There are many planned around-the-world attempts including one to fly at the edge of space at 130,000 feet in a pressurized NASA designed space capsule balloon.

History of Ballooning


OVER 200 YEARS AGO in 1783, ONE OF MAN’S OLDEST DREAMS CAME TRUE
to fly with the birds…

The Present



1978

June 11-13. First Atlantic crossing by Ben Abruzzo, Maxie Anderson and Larry Newman. 3,108 miles.


1981

November 10-12. First Pacific crossing by Ben Abruzzo, Larry Newman, Ron Clark and Rocky Aoki. 5,768 miles.


1988

June 6. Highest flight. Per Lindstrand reaches a height of 65,000 feet.


1991

January 13-20. Longest flight. Steve Fosset attempts to fly around the world. He flies 9004.5 miles before international politics force him to land.

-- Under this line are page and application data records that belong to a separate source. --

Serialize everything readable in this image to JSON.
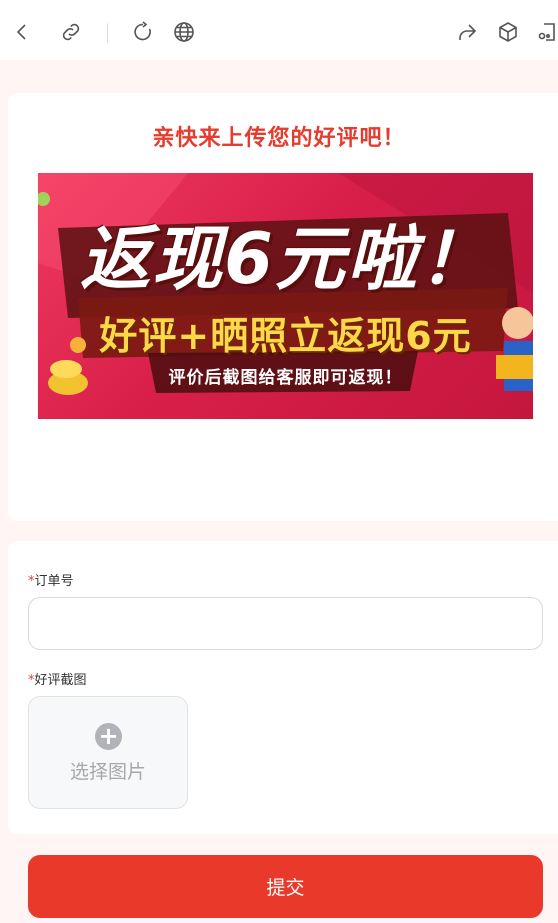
{
  "toolbar": {
    "icons": [
      "back-icon",
      "link-icon",
      "refresh-icon",
      "globe-icon",
      "share-icon",
      "cube-icon",
      "more-icon"
    ]
  },
  "promo": {
    "headline": "亲快来上传您的好评吧！",
    "banner_line1": "返现6元啦！",
    "banner_line2": "好评+晒照立返现6元",
    "banner_line3": "评价后截图给客服即可返现！"
  },
  "form": {
    "required_mark": "*",
    "order_label": "订单号",
    "order_value": "",
    "screenshot_label": "好评截图",
    "upload_plus": "+",
    "upload_label": "选择图片",
    "submit_label": "提交"
  },
  "colors": {
    "accent": "#e8392b",
    "headline": "#e53c2f",
    "page_bg": "#fff5f5"
  }
}
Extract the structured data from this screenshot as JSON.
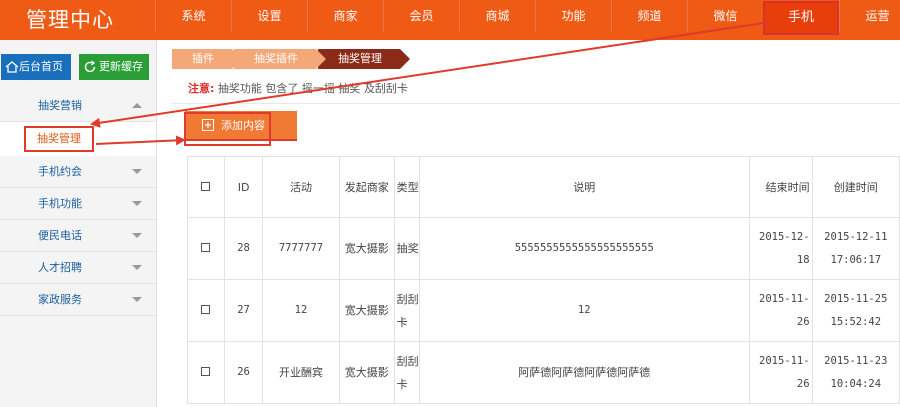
{
  "header": {
    "logo": "管理中心",
    "nav": [
      "系统",
      "设置",
      "商家",
      "会员",
      "商城",
      "功能",
      "频道",
      "微信",
      "手机",
      "运营"
    ],
    "active_nav": "手机"
  },
  "sidebar": {
    "home_button": "后台首页",
    "refresh_button": "更新缓存",
    "group_open": "抽奖营销",
    "selected_sub": "抽奖管理",
    "groups": [
      "手机约会",
      "手机功能",
      "便民电话",
      "人才招聘",
      "家政服务"
    ]
  },
  "breadcrumb": [
    "插件",
    "抽奖插件",
    "抽奖管理"
  ],
  "notice": {
    "label": "注意:",
    "text": "抽奖功能 包含了 摇一摇 抽奖 及刮刮卡"
  },
  "toolbar": {
    "add_label": "添加内容"
  },
  "table": {
    "headers": [
      "ID",
      "活动",
      "发起商家",
      "类型",
      "说明",
      "结束时间",
      "创建时间"
    ],
    "rows": [
      {
        "id": "28",
        "activity": "7777777",
        "merchant": "宽大摄影",
        "type_l1": "抽奖",
        "type_l2": "",
        "desc": "5555555555555555555555",
        "end": "2015-12-18",
        "created_date": "2015-12-11",
        "created_time": "17:06:17"
      },
      {
        "id": "27",
        "activity": "12",
        "merchant": "宽大摄影",
        "type_l1": "刮刮",
        "type_l2": "卡",
        "desc": "12",
        "end": "2015-11-26",
        "created_date": "2015-11-25",
        "created_time": "15:52:42"
      },
      {
        "id": "26",
        "activity": "开业酬宾",
        "merchant": "宽大摄影",
        "type_l1": "刮刮",
        "type_l2": "卡",
        "desc": "阿萨德阿萨德阿萨德阿萨德",
        "end": "2015-11-26",
        "created_date": "2015-11-23",
        "created_time": "10:04:24"
      }
    ]
  },
  "colors": {
    "brand_orange": "#ef5a14",
    "annotation_red": "#e03a2c",
    "home_blue": "#1a6fbc",
    "cache_green": "#2a9e36"
  }
}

1999

Brian Jones and Bertrand Piccard fly around the world in 20 days and 20 nights. Flying from Switzerland around the world landing in North Africa.


2003

Steve Fossett completes the first solo around the world flight from Australia and landing back in Australia. The flight takes 13 days and 13 nights.


The Past

Various methods were attempted, usually running and jumping off buildings and cliffs with bird wings attached.



1783

September 19 – France. Ettienne de Montgolfiere experiment in Paris before King Louis XVI. A cock, a duck and a sheep were sent up on board the “Martial” balloon.
November 21. Pilatre de Rozier and the Marquis D’Arandres become the first men to make an aerial journey. Lifting off in a Montgolfiere type balloon, they fly over Paris.

1784

June 4. Elizabeth Tible becomes the first female aeronaut; she flew over Lyons, France, singing the opera.
June 24. Edward Warren, 13 years old, is the first to fly in the U.S.A. He was chosen because the lifting power of the balloon was too small to carry its builder, P. Carnes.

1785

January 7. The first international flight is from England to France. Jean Pierre Blanchard and Dr. Jefferies are the pilots.